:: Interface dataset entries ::
......

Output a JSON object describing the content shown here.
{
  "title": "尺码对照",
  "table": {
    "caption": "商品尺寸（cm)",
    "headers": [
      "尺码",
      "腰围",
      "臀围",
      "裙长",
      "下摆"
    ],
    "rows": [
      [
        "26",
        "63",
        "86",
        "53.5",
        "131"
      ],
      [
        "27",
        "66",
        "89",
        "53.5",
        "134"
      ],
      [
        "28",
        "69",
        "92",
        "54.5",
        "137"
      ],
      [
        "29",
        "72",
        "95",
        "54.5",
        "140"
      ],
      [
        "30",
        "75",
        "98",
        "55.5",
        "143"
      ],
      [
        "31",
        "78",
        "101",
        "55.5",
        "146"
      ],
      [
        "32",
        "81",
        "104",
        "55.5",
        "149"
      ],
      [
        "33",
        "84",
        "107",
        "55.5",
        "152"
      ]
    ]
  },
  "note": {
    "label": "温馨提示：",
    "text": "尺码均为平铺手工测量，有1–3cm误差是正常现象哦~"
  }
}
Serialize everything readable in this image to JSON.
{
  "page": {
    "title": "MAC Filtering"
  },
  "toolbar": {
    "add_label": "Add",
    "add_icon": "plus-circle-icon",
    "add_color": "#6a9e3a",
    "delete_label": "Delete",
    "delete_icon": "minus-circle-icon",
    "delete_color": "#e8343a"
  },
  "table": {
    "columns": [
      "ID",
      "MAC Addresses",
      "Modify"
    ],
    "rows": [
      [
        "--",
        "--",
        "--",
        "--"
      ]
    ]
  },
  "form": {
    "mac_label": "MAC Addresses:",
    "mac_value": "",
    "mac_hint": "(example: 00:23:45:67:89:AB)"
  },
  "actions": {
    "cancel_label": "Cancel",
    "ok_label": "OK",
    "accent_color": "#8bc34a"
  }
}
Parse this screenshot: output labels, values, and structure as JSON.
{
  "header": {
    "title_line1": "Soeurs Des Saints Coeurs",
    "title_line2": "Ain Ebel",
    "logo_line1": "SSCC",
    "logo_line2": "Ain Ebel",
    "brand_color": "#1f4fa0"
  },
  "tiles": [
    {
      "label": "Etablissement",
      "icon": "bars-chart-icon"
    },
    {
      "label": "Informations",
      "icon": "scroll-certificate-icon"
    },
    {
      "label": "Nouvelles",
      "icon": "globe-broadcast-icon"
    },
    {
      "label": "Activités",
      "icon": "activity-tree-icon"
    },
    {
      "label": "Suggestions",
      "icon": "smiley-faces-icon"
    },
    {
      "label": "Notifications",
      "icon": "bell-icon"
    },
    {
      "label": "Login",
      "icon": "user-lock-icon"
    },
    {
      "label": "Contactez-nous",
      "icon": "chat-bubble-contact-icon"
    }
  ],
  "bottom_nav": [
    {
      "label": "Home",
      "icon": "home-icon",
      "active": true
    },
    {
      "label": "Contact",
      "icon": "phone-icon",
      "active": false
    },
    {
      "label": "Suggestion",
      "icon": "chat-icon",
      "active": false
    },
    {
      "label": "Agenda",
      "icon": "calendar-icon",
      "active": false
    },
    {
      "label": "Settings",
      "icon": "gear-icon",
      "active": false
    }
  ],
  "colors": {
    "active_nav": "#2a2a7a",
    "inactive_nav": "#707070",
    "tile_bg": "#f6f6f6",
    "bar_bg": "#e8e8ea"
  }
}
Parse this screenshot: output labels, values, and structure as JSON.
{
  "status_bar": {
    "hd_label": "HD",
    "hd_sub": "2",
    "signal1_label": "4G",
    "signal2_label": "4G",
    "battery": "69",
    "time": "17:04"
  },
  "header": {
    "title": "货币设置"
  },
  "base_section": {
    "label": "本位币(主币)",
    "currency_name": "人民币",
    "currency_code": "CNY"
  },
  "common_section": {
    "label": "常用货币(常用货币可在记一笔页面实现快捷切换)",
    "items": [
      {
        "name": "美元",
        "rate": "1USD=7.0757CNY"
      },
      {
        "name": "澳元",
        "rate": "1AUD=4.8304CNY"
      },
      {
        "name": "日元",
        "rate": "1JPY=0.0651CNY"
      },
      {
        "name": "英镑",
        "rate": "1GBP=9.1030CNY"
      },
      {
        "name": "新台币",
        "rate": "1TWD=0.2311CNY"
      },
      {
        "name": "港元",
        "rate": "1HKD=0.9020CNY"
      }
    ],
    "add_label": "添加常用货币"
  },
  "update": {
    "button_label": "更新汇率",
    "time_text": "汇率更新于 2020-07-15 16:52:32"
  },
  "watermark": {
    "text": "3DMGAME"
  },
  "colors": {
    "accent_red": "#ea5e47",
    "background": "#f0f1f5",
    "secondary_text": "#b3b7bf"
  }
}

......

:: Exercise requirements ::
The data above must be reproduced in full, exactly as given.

:: Reply to the exercise ::
Output a JSON object describing the content shown here.
{
  "title": "尺码对照",
  "table": {
    "caption": "商品尺寸（cm)",
    "headers": [
      "尺码",
      "腰围",
      "臀围",
      "裙长",
      "下摆"
    ],
    "rows": [
      [
        "26",
        "63",
        "86",
        "53.5",
        "131"
      ],
      [
        "27",
        "66",
        "89",
        "53.5",
        "134"
      ],
      [
        "28",
        "69",
        "92",
        "54.5",
        "137"
      ],
      [
        "29",
        "72",
        "95",
        "54.5",
        "140"
      ],
      [
        "30",
        "75",
        "98",
        "55.5",
        "143"
      ],
      [
        "31",
        "78",
        "101",
        "55.5",
        "146"
      ],
      [
        "32",
        "81",
        "104",
        "55.5",
        "149"
      ],
      [
        "33",
        "84",
        "107",
        "55.5",
        "152"
      ]
    ]
  },
  "note": {
    "label": "温馨提示：",
    "text": "尺码均为平铺手工测量，有1–3cm误差是正常现象哦~"
  }
}
Serialize everything readable in this image to JSON.
{
  "page": {
    "title": "MAC Filtering"
  },
  "toolbar": {
    "add_label": "Add",
    "add_icon": "plus-circle-icon",
    "add_color": "#6a9e3a",
    "delete_label": "Delete",
    "delete_icon": "minus-circle-icon",
    "delete_color": "#e8343a"
  },
  "table": {
    "columns": [
      "ID",
      "MAC Addresses",
      "Modify"
    ],
    "rows": [
      [
        "--",
        "--",
        "--",
        "--"
      ]
    ]
  },
  "form": {
    "mac_label": "MAC Addresses:",
    "mac_value": "",
    "mac_hint": "(example: 00:23:45:67:89:AB)"
  },
  "actions": {
    "cancel_label": "Cancel",
    "ok_label": "OK",
    "accent_color": "#8bc34a"
  }
}
Parse this screenshot: output labels, values, and structure as JSON.
{
  "header": {
    "title_line1": "Soeurs Des Saints Coeurs",
    "title_line2": "Ain Ebel",
    "logo_line1": "SSCC",
    "logo_line2": "Ain Ebel",
    "brand_color": "#1f4fa0"
  },
  "tiles": [
    {
      "label": "Etablissement",
      "icon": "bars-chart-icon"
    },
    {
      "label": "Informations",
      "icon": "scroll-certificate-icon"
    },
    {
      "label": "Nouvelles",
      "icon": "globe-broadcast-icon"
    },
    {
      "label": "Activités",
      "icon": "activity-tree-icon"
    },
    {
      "label": "Suggestions",
      "icon": "smiley-faces-icon"
    },
    {
      "label": "Notifications",
      "icon": "bell-icon"
    },
    {
      "label": "Login",
      "icon": "user-lock-icon"
    },
    {
      "label": "Contactez-nous",
      "icon": "chat-bubble-contact-icon"
    }
  ],
  "bottom_nav": [
    {
      "label": "Home",
      "icon": "home-icon",
      "active": true
    },
    {
      "label": "Contact",
      "icon": "phone-icon",
      "active": false
    },
    {
      "label": "Suggestion",
      "icon": "chat-icon",
      "active": false
    },
    {
      "label": "Agenda",
      "icon": "calendar-icon",
      "active": false
    },
    {
      "label": "Settings",
      "icon": "gear-icon",
      "active": false
    }
  ],
  "colors": {
    "active_nav": "#2a2a7a",
    "inactive_nav": "#707070",
    "tile_bg": "#f6f6f6",
    "bar_bg": "#e8e8ea"
  }
}
Parse this screenshot: output labels, values, and structure as JSON.
{
  "status_bar": {
    "hd_label": "HD",
    "hd_sub": "2",
    "signal1_label": "4G",
    "signal2_label": "4G",
    "battery": "69",
    "time": "17:04"
  },
  "header": {
    "title": "货币设置"
  },
  "base_section": {
    "label": "本位币(主币)",
    "currency_name": "人民币",
    "currency_code": "CNY"
  },
  "common_section": {
    "label": "常用货币(常用货币可在记一笔页面实现快捷切换)",
    "items": [
      {
        "name": "美元",
        "rate": "1USD=7.0757CNY"
      },
      {
        "name": "澳元",
        "rate": "1AUD=4.8304CNY"
      },
      {
        "name": "日元",
        "rate": "1JPY=0.0651CNY"
      },
      {
        "name": "英镑",
        "rate": "1GBP=9.1030CNY"
      },
      {
        "name": "新台币",
        "rate": "1TWD=0.2311CNY"
      },
      {
        "name": "港元",
        "rate": "1HKD=0.9020CNY"
      }
    ],
    "add_label": "添加常用货币"
  },
  "update": {
    "button_label": "更新汇率",
    "time_text": "汇率更新于 2020-07-15 16:52:32"
  },
  "watermark": {
    "text": "3DMGAME"
  },
  "colors": {
    "accent_red": "#ea5e47",
    "background": "#f0f1f5",
    "secondary_text": "#b3b7bf"
  }
}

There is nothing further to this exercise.